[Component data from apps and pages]

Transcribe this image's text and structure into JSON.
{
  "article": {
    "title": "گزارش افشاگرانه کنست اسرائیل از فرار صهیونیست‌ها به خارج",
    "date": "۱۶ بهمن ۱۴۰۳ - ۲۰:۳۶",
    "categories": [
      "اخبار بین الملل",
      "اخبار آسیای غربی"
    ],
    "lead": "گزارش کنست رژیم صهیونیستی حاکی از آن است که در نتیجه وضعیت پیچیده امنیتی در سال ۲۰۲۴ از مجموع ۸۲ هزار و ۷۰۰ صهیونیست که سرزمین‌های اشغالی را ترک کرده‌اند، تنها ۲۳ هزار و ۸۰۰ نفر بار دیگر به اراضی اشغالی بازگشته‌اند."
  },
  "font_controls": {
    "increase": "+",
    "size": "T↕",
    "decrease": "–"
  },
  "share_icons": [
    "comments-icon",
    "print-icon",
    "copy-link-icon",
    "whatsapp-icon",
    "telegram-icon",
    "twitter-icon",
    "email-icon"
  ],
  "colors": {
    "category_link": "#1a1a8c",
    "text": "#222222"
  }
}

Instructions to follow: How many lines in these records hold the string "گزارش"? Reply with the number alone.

Task result: 2